Wednesday, May 19 at 4:00pm to 5:30pm
Join us via Zoom: http://bit.ly/EACTalks (Zoom ID: 925 5728 2471)
ABSTRACT: Mixed-race people born at the end of World War II made history quietly with their families and their communities. Wars and the military occupations that followed, coupled with increased migration across the Pacific, created a surge of interracial relationships, resulting in a mid-century multiracial baby boom. Easily identifiable by their mixed-race features, they were the children of the enemy: in Japan they symbolized defeat and racial impurity. In the U.S., they represented an extension of America’s democratic intervention abroad and for mixed-race adoptees in particular, they embodied the salvation that the U.S. offered Japan during the postwar occupation. Interracial communities, families, and mixed-race individuals challenged the default narrative of White normativity in the U.S. military and in the post-war period, while also expanding our understanding of the transnational Black Pacific, or the diaspora of Blacks in the Pacific Rim. While Black soldiers migrated west across the Pacific, some of their mixed-race children migrated east to the U.S. in the decades following World War II. This presentation with center the voices of mixed-race Black Japanese in post-war Japan and within the militarized borderland of Okinawa to examine the tropes of hybrid degeneracy and hybrid vigor as these individuals navigated their lives between invisibility and hyper-recognition.
SPEAKER: Lily Anne Welty Tamai earned her doctorate in History from UCSB. She conducted research in Japan and in Okinawa as a Fulbright Graduate Research Fellow and was also a Ford Foundation Fellow. Her forthcoming book titled, Military Industrial Intimacy: Mixed-race American Japanese, Eugenics and Transnational Identities, documents the history of mixed-race American Japanese and American Okinawans born after World War II and raised during the post-war period.
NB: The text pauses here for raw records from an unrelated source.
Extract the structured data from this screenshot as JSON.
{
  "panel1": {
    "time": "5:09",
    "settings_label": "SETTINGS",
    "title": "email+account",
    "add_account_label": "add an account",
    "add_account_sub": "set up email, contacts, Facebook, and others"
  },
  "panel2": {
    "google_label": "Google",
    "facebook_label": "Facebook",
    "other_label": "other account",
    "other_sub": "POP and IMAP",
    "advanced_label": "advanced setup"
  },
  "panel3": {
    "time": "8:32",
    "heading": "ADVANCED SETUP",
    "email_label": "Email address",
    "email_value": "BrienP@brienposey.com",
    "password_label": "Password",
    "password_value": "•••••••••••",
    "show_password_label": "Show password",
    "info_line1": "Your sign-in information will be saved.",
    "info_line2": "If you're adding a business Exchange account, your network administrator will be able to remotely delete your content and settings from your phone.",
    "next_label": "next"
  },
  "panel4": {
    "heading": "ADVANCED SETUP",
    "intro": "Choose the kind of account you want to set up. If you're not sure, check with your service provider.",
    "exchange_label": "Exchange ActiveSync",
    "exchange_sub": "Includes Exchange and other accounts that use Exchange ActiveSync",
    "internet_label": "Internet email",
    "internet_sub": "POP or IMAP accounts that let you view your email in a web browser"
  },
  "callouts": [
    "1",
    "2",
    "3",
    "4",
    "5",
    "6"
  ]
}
Dr. Tamai was formerly the Curator of History at the Japanese American National Museum and served on the U.S. Census Bureau National Advisory Committee on Racial, Ethnic, and Other Populations. She is currently a lecturer in Asian American Studies.